-------- AVAILABLE DATA --------

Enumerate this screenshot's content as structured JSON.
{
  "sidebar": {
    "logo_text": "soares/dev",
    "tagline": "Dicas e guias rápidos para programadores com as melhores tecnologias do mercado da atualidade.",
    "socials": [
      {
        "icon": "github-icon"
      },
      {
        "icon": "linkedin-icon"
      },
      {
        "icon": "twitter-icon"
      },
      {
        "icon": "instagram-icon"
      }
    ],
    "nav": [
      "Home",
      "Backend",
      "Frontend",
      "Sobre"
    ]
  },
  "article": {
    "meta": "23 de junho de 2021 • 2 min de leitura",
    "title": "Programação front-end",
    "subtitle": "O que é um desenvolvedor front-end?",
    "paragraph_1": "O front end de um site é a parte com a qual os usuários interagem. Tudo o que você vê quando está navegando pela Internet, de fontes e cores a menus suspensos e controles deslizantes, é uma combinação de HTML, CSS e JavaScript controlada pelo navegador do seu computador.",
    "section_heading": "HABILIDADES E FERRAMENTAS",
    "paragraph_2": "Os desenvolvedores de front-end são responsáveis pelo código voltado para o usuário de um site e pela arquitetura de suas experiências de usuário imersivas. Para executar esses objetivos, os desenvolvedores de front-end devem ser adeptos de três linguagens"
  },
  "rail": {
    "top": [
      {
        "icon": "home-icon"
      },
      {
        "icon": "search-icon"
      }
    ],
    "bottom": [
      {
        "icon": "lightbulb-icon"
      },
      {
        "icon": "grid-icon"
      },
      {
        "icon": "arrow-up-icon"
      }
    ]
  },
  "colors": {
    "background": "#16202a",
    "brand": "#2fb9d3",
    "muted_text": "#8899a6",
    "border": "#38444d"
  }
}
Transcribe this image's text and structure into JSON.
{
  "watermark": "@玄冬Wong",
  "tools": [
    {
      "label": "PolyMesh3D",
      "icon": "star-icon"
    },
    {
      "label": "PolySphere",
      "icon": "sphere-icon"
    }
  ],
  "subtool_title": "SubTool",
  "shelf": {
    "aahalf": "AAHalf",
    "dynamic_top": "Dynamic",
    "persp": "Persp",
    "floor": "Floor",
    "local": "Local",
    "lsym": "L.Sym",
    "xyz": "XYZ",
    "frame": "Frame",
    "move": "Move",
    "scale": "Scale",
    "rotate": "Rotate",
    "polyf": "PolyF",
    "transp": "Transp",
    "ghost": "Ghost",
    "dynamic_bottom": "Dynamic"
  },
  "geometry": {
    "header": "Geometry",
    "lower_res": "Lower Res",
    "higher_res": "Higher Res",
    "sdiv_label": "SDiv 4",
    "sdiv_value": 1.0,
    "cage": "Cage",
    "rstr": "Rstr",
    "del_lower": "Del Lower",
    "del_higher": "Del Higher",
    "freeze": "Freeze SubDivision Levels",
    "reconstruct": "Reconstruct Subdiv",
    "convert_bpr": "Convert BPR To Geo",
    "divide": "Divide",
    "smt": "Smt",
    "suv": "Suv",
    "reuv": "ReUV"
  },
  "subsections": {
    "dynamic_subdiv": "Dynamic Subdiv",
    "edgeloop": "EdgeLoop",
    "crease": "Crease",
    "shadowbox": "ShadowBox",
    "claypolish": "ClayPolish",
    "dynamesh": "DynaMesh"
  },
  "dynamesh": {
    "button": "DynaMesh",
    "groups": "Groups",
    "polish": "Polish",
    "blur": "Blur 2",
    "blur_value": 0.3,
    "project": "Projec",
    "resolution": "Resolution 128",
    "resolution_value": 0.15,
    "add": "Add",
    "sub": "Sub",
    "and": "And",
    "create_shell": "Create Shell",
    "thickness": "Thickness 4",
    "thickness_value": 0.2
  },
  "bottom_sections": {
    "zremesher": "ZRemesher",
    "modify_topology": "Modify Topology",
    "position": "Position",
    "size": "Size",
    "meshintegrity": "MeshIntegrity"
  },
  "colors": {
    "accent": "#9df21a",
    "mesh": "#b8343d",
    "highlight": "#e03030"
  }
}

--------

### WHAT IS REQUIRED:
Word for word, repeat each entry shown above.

### EXERCISE RESPONSE:
Enumerate this screenshot's content as structured JSON.
{
  "sidebar": {
    "logo_text": "soares/dev",
    "tagline": "Dicas e guias rápidos para programadores com as melhores tecnologias do mercado da atualidade.",
    "socials": [
      {
        "icon": "github-icon"
      },
      {
        "icon": "linkedin-icon"
      },
      {
        "icon": "twitter-icon"
      },
      {
        "icon": "instagram-icon"
      }
    ],
    "nav": [
      "Home",
      "Backend",
      "Frontend",
      "Sobre"
    ]
  },
  "article": {
    "meta": "23 de junho de 2021 • 2 min de leitura",
    "title": "Programação front-end",
    "subtitle": "O que é um desenvolvedor front-end?",
    "paragraph_1": "O front end de um site é a parte com a qual os usuários interagem. Tudo o que você vê quando está navegando pela Internet, de fontes e cores a menus suspensos e controles deslizantes, é uma combinação de HTML, CSS e JavaScript controlada pelo navegador do seu computador.",
    "section_heading": "HABILIDADES E FERRAMENTAS",
    "paragraph_2": "Os desenvolvedores de front-end são responsáveis pelo código voltado para o usuário de um site e pela arquitetura de suas experiências de usuário imersivas. Para executar esses objetivos, os desenvolvedores de front-end devem ser adeptos de três linguagens"
  },
  "rail": {
    "top": [
      {
        "icon": "home-icon"
      },
      {
        "icon": "search-icon"
      }
    ],
    "bottom": [
      {
        "icon": "lightbulb-icon"
      },
      {
        "icon": "grid-icon"
      },
      {
        "icon": "arrow-up-icon"
      }
    ]
  },
  "colors": {
    "background": "#16202a",
    "brand": "#2fb9d3",
    "muted_text": "#8899a6",
    "border": "#38444d"
  }
}
Transcribe this image's text and structure into JSON.
{
  "watermark": "@玄冬Wong",
  "tools": [
    {
      "label": "PolyMesh3D",
      "icon": "star-icon"
    },
    {
      "label": "PolySphere",
      "icon": "sphere-icon"
    }
  ],
  "subtool_title": "SubTool",
  "shelf": {
    "aahalf": "AAHalf",
    "dynamic_top": "Dynamic",
    "persp": "Persp",
    "floor": "Floor",
    "local": "Local",
    "lsym": "L.Sym",
    "xyz": "XYZ",
    "frame": "Frame",
    "move": "Move",
    "scale": "Scale",
    "rotate": "Rotate",
    "polyf": "PolyF",
    "transp": "Transp",
    "ghost": "Ghost",
    "dynamic_bottom": "Dynamic"
  },
  "geometry": {
    "header": "Geometry",
    "lower_res": "Lower Res",
    "higher_res": "Higher Res",
    "sdiv_label": "SDiv 4",
    "sdiv_value": 1.0,
    "cage": "Cage",
    "rstr": "Rstr",
    "del_lower": "Del Lower",
    "del_higher": "Del Higher",
    "freeze": "Freeze SubDivision Levels",
    "reconstruct": "Reconstruct Subdiv",
    "convert_bpr": "Convert BPR To Geo",
    "divide": "Divide",
    "smt": "Smt",
    "suv": "Suv",
    "reuv": "ReUV"
  },
  "subsections": {
    "dynamic_subdiv": "Dynamic Subdiv",
    "edgeloop": "EdgeLoop",
    "crease": "Crease",
    "shadowbox": "ShadowBox",
    "claypolish": "ClayPolish",
    "dynamesh": "DynaMesh"
  },
  "dynamesh": {
    "button": "DynaMesh",
    "groups": "Groups",
    "polish": "Polish",
    "blur": "Blur 2",
    "blur_value": 0.3,
    "project": "Projec",
    "resolution": "Resolution 128",
    "resolution_value": 0.15,
    "add": "Add",
    "sub": "Sub",
    "and": "And",
    "create_shell": "Create Shell",
    "thickness": "Thickness 4",
    "thickness_value": 0.2
  },
  "bottom_sections": {
    "zremesher": "ZRemesher",
    "modify_topology": "Modify Topology",
    "position": "Position",
    "size": "Size",
    "meshintegrity": "MeshIntegrity"
  },
  "colors": {
    "accent": "#9df21a",
    "mesh": "#b8343d",
    "highlight": "#e03030"
  }
}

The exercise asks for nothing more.